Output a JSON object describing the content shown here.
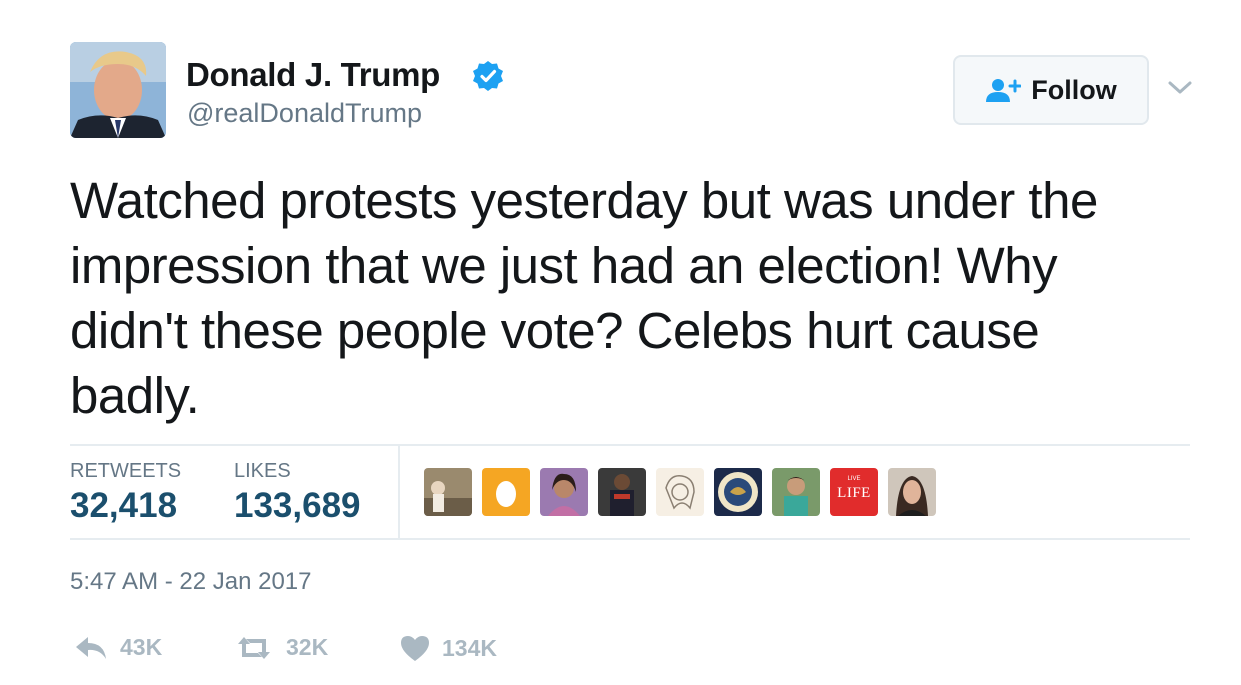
{
  "user": {
    "display_name": "Donald J. Trump",
    "handle": "@realDonaldTrump",
    "verified": true
  },
  "follow_button": {
    "label": "Follow"
  },
  "tweet": {
    "text": "Watched protests yesterday but was under the impression that we just had an election! Why didn't these people vote? Celebs hurt cause badly.",
    "timestamp": "5:47 AM - 22 Jan 2017"
  },
  "stats": {
    "retweets_label": "RETWEETS",
    "retweets_value": "32,418",
    "likes_label": "LIKES",
    "likes_value": "133,689"
  },
  "likers": [
    {
      "name": "liker-avatar-1"
    },
    {
      "name": "liker-avatar-2-egg"
    },
    {
      "name": "liker-avatar-3"
    },
    {
      "name": "liker-avatar-4"
    },
    {
      "name": "liker-avatar-5"
    },
    {
      "name": "liker-avatar-6-seal"
    },
    {
      "name": "liker-avatar-7"
    },
    {
      "name": "liker-avatar-8-live-life",
      "small_text": "LIVE",
      "text": "LIFE"
    },
    {
      "name": "liker-avatar-9"
    }
  ],
  "actions": {
    "reply_count": "43K",
    "retweet_count": "32K",
    "like_count": "134K"
  },
  "colors": {
    "verified": "#1da1f2",
    "follow_icon": "#1da1f2",
    "stat_value": "#1b4f6d",
    "muted": "#657786",
    "action_icon": "#aab8c2"
  }
}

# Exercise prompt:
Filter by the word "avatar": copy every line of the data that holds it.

# Written response:
      "name": "liker-avatar-1"
      "name": "liker-avatar-2-egg"
      "name": "liker-avatar-3"
      "name": "liker-avatar-4"
      "name": "liker-avatar-5"
      "name": "liker-avatar-6-seal"
      "name": "liker-avatar-7"
      "name": "liker-avatar-8-live-life",
      "name": "liker-avatar-9"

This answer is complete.